Website and app data records:
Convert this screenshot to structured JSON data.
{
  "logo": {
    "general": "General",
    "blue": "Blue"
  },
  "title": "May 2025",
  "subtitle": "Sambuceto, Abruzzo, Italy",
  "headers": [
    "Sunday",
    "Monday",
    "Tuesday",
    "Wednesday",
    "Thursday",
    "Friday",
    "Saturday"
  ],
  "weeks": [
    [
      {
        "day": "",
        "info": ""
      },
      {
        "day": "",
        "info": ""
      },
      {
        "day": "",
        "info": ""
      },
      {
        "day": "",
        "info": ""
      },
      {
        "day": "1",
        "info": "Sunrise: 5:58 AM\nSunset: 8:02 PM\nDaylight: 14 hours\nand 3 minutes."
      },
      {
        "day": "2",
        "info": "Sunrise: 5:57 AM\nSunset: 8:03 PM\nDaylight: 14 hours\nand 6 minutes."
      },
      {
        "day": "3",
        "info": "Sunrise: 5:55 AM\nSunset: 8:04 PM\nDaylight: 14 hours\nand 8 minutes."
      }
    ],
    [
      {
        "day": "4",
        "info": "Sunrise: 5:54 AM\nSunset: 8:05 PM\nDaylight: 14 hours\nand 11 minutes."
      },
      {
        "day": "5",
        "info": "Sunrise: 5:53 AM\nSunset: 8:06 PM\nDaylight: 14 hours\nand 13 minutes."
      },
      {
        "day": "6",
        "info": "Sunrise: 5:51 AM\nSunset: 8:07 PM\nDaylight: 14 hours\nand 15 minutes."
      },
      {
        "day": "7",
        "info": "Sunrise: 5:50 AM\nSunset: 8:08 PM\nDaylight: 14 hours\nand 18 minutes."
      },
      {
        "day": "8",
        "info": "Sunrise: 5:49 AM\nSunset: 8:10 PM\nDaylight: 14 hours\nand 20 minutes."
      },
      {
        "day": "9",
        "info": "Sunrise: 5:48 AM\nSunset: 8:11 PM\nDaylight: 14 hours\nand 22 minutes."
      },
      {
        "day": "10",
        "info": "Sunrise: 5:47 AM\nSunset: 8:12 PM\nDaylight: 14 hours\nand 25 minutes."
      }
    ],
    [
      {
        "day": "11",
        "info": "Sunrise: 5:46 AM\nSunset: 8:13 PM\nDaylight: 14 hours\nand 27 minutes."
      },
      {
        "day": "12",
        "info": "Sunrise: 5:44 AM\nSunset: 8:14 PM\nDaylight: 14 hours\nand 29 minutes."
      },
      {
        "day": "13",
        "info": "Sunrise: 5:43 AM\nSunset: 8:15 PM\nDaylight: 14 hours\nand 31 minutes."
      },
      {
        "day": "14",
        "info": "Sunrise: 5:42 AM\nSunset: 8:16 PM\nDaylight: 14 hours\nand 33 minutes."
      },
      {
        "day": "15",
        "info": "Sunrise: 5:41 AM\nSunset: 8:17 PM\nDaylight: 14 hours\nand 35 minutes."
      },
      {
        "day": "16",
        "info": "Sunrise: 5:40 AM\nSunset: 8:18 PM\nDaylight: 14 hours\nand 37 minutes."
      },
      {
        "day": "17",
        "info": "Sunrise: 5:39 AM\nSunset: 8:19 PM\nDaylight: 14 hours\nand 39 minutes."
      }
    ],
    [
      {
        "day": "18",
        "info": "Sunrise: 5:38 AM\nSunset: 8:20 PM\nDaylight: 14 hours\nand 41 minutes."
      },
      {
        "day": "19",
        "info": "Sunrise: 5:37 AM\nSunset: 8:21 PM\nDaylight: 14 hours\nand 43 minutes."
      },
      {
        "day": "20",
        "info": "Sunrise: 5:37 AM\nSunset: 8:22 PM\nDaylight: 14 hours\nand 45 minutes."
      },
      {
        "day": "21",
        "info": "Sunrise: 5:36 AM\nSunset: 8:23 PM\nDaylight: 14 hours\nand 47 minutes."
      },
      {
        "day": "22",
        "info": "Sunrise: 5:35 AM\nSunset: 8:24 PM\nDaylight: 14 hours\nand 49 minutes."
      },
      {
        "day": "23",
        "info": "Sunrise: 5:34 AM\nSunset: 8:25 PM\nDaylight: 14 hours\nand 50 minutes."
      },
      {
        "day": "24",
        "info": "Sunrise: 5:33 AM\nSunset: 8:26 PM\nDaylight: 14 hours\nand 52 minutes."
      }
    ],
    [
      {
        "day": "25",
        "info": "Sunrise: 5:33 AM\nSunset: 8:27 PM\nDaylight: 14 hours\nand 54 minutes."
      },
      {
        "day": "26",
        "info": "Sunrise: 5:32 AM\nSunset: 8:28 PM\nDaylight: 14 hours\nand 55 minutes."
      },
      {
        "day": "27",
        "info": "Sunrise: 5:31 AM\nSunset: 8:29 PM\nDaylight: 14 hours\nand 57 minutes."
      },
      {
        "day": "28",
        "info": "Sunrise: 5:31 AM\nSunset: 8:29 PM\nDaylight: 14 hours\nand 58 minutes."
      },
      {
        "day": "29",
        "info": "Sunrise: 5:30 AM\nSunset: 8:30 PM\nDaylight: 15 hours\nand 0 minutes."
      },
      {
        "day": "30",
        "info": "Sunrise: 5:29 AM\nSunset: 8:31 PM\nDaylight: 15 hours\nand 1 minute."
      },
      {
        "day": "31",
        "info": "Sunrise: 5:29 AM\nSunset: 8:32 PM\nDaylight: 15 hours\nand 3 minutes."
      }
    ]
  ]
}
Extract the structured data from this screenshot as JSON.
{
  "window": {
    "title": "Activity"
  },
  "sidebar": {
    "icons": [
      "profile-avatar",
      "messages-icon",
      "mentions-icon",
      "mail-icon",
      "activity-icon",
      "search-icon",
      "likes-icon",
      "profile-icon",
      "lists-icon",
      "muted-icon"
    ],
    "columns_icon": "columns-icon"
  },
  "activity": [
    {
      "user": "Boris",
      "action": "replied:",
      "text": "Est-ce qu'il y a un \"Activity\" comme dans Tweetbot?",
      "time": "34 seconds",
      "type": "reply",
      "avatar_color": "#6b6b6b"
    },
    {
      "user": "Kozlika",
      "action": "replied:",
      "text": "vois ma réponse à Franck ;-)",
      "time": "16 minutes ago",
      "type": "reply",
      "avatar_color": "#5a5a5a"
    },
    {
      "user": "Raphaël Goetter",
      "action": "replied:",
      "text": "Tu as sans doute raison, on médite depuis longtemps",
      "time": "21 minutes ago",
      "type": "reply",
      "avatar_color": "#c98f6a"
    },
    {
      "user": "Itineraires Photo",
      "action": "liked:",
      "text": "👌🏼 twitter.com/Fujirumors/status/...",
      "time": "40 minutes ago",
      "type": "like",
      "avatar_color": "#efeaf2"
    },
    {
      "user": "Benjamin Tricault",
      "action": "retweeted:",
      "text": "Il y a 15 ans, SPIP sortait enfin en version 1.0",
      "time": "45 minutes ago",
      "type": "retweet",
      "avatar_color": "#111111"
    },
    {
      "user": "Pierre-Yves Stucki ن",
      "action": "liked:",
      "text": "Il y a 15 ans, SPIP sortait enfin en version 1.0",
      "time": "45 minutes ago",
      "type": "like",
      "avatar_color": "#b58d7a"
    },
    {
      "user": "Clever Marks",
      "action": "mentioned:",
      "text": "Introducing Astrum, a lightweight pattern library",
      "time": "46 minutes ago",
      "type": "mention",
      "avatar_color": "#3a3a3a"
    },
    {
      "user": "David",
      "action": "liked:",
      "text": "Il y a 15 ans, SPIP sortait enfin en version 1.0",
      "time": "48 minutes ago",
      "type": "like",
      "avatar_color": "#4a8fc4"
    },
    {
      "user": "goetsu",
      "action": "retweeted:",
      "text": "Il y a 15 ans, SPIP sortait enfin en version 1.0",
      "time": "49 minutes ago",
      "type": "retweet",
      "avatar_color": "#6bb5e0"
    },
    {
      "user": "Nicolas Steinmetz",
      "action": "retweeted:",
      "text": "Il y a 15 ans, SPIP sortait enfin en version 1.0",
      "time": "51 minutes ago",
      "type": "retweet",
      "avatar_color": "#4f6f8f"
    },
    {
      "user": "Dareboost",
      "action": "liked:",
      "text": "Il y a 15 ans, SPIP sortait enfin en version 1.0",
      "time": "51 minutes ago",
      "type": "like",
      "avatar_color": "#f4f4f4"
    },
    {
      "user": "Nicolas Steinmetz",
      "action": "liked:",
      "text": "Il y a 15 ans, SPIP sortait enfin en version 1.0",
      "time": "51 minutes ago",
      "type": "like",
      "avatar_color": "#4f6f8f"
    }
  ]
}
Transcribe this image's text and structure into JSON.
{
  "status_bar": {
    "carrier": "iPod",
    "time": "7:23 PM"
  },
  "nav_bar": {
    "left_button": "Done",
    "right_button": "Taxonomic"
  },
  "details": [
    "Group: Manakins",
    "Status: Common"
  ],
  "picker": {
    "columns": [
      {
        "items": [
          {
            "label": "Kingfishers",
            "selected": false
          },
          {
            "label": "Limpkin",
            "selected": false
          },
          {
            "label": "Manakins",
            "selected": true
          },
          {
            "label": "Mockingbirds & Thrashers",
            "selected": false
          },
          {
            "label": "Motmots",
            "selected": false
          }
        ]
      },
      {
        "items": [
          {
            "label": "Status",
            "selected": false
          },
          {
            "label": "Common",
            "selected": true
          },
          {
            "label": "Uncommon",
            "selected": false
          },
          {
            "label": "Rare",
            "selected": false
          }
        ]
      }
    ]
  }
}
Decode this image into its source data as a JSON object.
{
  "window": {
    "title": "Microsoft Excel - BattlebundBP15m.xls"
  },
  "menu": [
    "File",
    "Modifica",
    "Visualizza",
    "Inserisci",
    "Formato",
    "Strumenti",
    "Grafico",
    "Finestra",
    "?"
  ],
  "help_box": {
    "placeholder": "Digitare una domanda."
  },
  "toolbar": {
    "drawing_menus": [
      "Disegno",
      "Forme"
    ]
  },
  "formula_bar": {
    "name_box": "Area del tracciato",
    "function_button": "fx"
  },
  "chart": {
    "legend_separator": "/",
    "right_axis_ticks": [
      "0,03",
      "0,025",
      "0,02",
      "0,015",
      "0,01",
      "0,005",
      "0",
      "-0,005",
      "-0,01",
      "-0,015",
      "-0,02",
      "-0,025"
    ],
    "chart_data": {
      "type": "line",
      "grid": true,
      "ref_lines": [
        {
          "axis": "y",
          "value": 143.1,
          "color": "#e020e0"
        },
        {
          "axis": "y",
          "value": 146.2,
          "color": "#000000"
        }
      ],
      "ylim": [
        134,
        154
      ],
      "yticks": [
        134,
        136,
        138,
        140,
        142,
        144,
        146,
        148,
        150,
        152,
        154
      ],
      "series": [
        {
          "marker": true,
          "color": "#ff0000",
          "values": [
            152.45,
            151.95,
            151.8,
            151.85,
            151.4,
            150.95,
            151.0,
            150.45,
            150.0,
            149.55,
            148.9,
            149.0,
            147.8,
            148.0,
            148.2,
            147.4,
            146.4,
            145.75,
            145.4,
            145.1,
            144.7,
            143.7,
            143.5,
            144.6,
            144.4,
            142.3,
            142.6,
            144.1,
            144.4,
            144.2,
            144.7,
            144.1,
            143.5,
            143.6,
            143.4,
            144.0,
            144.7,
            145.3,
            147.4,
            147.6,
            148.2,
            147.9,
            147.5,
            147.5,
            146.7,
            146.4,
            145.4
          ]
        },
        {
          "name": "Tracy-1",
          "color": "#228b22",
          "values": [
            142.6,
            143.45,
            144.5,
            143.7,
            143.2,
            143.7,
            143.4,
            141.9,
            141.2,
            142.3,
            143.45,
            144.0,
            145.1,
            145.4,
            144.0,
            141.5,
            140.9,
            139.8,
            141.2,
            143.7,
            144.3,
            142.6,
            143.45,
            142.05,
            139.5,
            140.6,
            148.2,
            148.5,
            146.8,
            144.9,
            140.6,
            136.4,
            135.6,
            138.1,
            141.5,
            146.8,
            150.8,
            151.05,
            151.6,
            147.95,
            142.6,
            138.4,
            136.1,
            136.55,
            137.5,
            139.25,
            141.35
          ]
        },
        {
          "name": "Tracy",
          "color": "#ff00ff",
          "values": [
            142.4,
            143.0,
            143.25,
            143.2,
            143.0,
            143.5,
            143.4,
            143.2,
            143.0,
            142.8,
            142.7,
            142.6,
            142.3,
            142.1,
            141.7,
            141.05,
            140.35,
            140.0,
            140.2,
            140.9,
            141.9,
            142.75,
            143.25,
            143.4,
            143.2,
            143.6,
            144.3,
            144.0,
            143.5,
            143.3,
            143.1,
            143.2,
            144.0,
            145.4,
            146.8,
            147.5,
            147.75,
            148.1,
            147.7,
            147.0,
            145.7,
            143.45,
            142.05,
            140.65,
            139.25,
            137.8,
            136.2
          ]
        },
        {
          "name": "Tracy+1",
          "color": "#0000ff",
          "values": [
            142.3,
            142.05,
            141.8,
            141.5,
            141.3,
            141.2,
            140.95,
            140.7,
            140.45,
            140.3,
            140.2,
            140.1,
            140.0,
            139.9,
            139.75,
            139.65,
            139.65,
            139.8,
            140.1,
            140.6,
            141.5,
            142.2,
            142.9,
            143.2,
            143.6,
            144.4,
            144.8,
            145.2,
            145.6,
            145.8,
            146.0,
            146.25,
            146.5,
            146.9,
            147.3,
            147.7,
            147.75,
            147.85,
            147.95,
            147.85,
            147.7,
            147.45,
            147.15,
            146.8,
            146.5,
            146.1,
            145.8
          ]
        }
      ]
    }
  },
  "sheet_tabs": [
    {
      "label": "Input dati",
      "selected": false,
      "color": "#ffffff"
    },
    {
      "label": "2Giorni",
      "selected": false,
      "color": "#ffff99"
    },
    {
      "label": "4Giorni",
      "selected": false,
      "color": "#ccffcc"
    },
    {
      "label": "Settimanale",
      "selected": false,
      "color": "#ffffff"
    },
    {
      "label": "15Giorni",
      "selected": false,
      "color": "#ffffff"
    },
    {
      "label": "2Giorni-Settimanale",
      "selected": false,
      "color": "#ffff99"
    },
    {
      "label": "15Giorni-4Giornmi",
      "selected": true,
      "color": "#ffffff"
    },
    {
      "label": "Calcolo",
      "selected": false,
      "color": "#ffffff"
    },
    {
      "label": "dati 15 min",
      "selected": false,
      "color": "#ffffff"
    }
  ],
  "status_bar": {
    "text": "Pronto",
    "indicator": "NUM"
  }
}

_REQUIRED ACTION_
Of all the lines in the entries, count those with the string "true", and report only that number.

_RESULT OF THE TASK_
5